back of his head. I noticed that his eyes were big and round and
glassy, and I knew he'd been crying.
"Sit down", my mother said and I plopped on the couch pulling my
legs under me. Her voice sounded funny, unnatural. She was trying to
sound stern, but it wasn't convincing. I quickly glanced at her and
saw an expression that surprised me. She was frowning and trying to
hold her mouth in a disapproving way, but her eyes were twinkling,
almost smiling and I knew she was trying hard not to laugh.
"Bruce has just been telling me about what happened on the way home
from school today." She said, still using that odd voice. "What do
you have to say for yourself, young lady?"
I couldn't think of what to say, so sat mutely for a few moments.
Then I said, "I didn't think I would hit him, he was so far away".
Bruce was squirming nervously, eager to leave. He hadn't said a thing
since I came into the room.
"Doreen, apologize to Bruce this instant, and I don't want to ever
hear of anything like this happening again. Do you hear me?"
"Sorry", I mumbled in his direction. Abruptly he stood up and
headed for the door, still not saying a word.
"I hope your head feels better soon, Bruce." My mother said,
getting up to let him out, giving me a look that said, Can't you say
something nice to him too before he goes. I pretended not to

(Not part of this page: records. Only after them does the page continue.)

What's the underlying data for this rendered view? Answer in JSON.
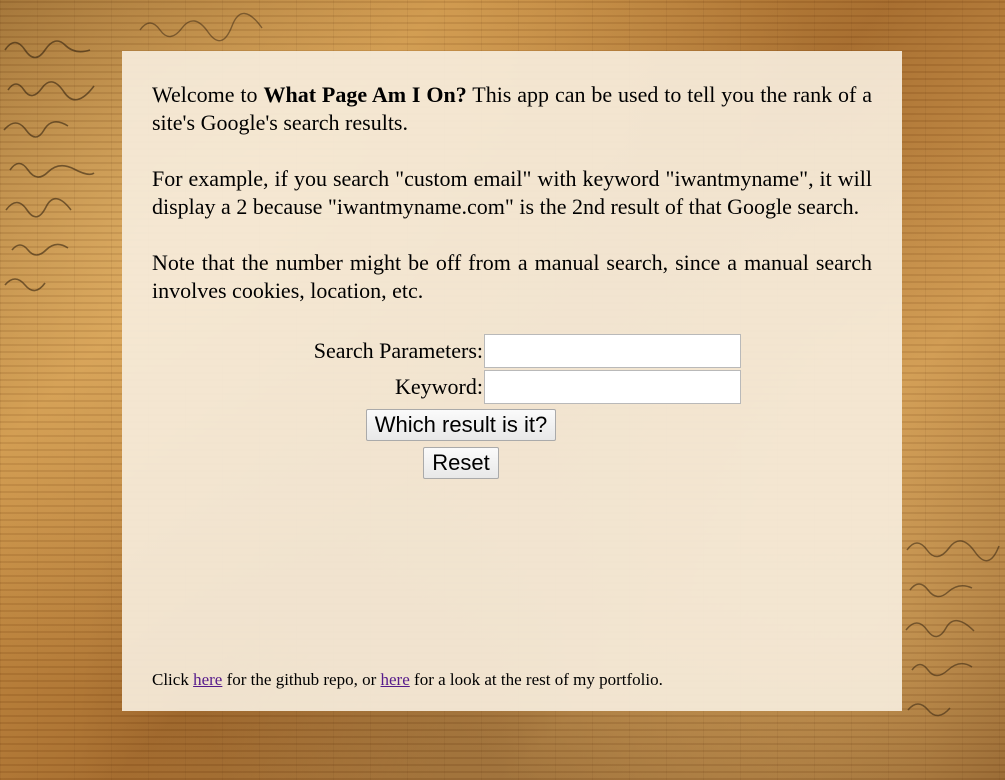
{
  "intro": {
    "p1_prefix": "Welcome to ",
    "app_name": "What Page Am I On?",
    "p1_suffix": " This app can be used to tell you the rank of a site's Google's search results.",
    "p2": "For example, if you search \"custom email\" with keyword \"iwantmyname\", it will display a 2 because \"iwantmyname.com\" is the 2nd result of that Google search.",
    "p3": "Note that the number might be off from a manual search, since a manual search involves cookies, location, etc."
  },
  "form": {
    "search_label": "Search Parameters:",
    "search_value": "",
    "keyword_label": "Keyword:",
    "keyword_value": "",
    "submit_label": "Which result is it?",
    "reset_label": "Reset"
  },
  "footer": {
    "text_1": "Click ",
    "link_1": "here",
    "text_2": " for the github repo, or ",
    "link_2": "here",
    "text_3": " for a look at the rest of my portfolio."
  },
  "colors": {
    "panel_background": "#f6ecda",
    "link_visited": "#551a8b",
    "wood_background": "#c48a3f"
  }
}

understand what she meant.
I knew I'd be hearing more from my mother, so I just stayed where I
was. Mother shut the door and stood facing it for a long time. She
slowly turned around and looked at me and started to laugh. I checked
her expression and knew it was safe to laugh with her. It felt so good
to release my guilt and tension. We laughed so hard tears were rolling
down our cheeks. She sat down next to me still laughing, wiping her
eyes with the corner of her apron.
"I had an arm like that at one time too." She told me. "I could
throw hard and fast and I always struck out the boys when I pitched.
Just don't throw any more rocks. You could have put out his eye." The
last sentence was said in a serious tone, the one she used for her
'lessons', and I told her I wouldn't, just as seriously.
She hugged me and I knew she felt I had been punished enough by my
own guilt and conscience. She took my hand and pulled me up. "Come out
to the kitchen now. Let's have a piece of warm berry cobbler!"
© DOREEN BRADLEY SATTER 2003
PLEASE NOTE THAT ALL WRITING DONE BY DOREEN BRADLEY
SATTER ON THIS AND ANY OF MY OTHER PAGES IS COPYRIGHTED -- NOTHING MAY
BE USED FOR ANY PURPOSE WITHOUT MY EXPLICIT CONSENT
IF YOU HAVE ENJOYED THIS STORY AND YOU WOULD LIKE TO PURCHASE A COPY OF
MY BOOK, "THE GRANDMOTHER STORIES"
ORDER BOOK HERE:
"THE GRANDMOTHER STORIES"
By Doreen Bradley Satter